Newly available in paperback, Men We Reaped is a powerful, urgent work that speaks truth to some of America’s fundamental lies of capitalism and all-too-sobering realities about the way our citizens are stuck in a system of limited choices that ends their lives. Ward writes with love and brutal honesty about her community, about the way that these young men’s lives, so full of hope, were cut short.
It’s a deeply personal book, and Ward was frank and emotional in a recent phone interview. It was hard not to tear up as she talked about her love for her brother and the tragedy that she’s dealt with in her community. People have cried when she’s read from Men We Reaped at readings, she noted. “Some chapters I can’t read. The chapter where my brother dies. I wrote it and I put it away. I can’t read it silently and I can’t read it out loud.”
Her third book (after two previous works of fiction about life in Mississippi, Where the Line Bleeds, and the 2011 National Book Award-winner about a Hurricane in the south, Salvage the Bones), Men We Reaped was written over the span of about a decade. “I couldn’t have written it when my brother first died,” Ward said. “I was angry, I’m still angry, and I’m still grieving. I wasn’t very nice to myself in the intervening years, either.” The process of grief has been difficult. “We treat grief like it’s something we move through and something we have to get over.” She mentioned a well-meaning friend, who said — a week after her brother’s death — that she should be over it by now.
Ward researched the history of her family, stretching back to her great-grandparents and the history of DeLisle, how the people in the town have enough tangled-up blood between them so that they’re all kin and cousins, part of a community and a shared bloodline. “I want people to know that the history of racism and of poverty leads to a larger culture that devalues black people and black lives,” she said. “What happens isn’t just the result of some mythical personal choice.”
She did extensive research to paint a full portrait of the lives of these men, with the choices they made for better or for worse. It was a delicate balance to strike, especially regarding members of her immediate family. “People see the dead as perfect angels,” she said. “My mother was in that place with my brother.” Although Men We Reaped took a long time to write, Ward noted that “I knew how to write this book from the beginning,” talking about the impressionistic structure and the way that her life intertwines with the chapters on the five men who died.

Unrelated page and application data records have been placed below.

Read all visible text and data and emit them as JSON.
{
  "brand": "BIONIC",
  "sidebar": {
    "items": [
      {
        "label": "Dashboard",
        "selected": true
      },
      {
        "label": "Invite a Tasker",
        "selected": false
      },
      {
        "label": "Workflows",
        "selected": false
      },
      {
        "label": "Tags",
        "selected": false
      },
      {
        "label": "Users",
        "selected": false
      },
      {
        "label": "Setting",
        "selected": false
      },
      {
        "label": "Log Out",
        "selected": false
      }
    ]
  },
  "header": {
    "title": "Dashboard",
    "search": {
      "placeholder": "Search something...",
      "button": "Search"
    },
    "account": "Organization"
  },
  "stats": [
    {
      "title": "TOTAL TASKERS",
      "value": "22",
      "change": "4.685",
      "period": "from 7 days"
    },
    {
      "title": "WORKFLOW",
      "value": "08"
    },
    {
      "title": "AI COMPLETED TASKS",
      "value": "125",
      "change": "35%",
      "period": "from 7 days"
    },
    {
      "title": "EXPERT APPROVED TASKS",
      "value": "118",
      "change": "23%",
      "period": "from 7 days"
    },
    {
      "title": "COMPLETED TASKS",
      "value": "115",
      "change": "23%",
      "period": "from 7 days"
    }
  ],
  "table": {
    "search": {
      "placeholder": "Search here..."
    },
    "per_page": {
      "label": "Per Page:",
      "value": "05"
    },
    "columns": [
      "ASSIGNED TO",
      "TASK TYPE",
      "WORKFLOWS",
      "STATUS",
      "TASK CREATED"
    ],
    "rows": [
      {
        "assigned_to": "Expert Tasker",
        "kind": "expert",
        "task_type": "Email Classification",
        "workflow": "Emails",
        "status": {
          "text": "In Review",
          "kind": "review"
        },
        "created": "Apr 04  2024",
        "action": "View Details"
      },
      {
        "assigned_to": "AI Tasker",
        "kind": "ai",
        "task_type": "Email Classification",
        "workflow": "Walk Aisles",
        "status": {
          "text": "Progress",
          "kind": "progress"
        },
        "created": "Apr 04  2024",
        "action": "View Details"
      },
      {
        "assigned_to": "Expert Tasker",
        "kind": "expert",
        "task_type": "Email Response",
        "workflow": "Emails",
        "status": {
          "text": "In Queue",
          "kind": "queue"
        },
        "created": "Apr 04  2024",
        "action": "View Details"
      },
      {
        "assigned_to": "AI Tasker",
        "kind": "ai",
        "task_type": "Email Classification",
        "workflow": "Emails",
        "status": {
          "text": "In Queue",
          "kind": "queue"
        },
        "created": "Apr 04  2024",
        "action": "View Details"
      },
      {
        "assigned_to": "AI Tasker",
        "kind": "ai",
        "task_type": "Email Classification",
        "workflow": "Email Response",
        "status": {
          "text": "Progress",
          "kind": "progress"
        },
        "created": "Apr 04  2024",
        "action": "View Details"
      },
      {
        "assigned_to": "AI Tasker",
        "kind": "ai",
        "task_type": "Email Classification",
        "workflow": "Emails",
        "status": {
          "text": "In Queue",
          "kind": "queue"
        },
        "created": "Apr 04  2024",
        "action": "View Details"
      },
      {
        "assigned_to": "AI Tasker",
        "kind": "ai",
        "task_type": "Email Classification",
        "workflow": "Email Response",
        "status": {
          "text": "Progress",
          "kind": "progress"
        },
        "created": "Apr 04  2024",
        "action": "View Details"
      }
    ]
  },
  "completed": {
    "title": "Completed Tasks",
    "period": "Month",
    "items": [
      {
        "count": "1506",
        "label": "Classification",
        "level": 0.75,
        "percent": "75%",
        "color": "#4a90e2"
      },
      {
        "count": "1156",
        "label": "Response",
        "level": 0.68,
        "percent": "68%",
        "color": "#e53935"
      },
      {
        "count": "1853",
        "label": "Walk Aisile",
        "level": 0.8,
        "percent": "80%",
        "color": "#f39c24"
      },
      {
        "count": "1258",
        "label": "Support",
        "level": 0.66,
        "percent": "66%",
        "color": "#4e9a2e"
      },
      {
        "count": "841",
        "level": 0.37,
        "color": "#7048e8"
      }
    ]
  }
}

“When this book came out [in 2013] it was when the Trayvon Martin case was in the news,” Ward said. “Now, on the paperback release, it was when Mike Brown was shot in Ferguson. It’s dangerous to be a young black man, a young black person in the United States. I wanted to write about what it means to be a poor black person in the South.”
Books like Ward’s are vitally important into showing us the truth, the real human costs of poverty. She’s found some promise in the way that people are responding to Mike Brown’s death in Ferguson. “It was heartening to see the reaction, particularly on social media, and the way that people came to the town to say that this was not OK.” She cited ideas like the hashtag #iftheygunnedmedown, where Twitter users show that the media can easily paint a young black person as a “thug” with the right photo and the right tone, in addition to the protests. “I feel a little bit of hope,” she said.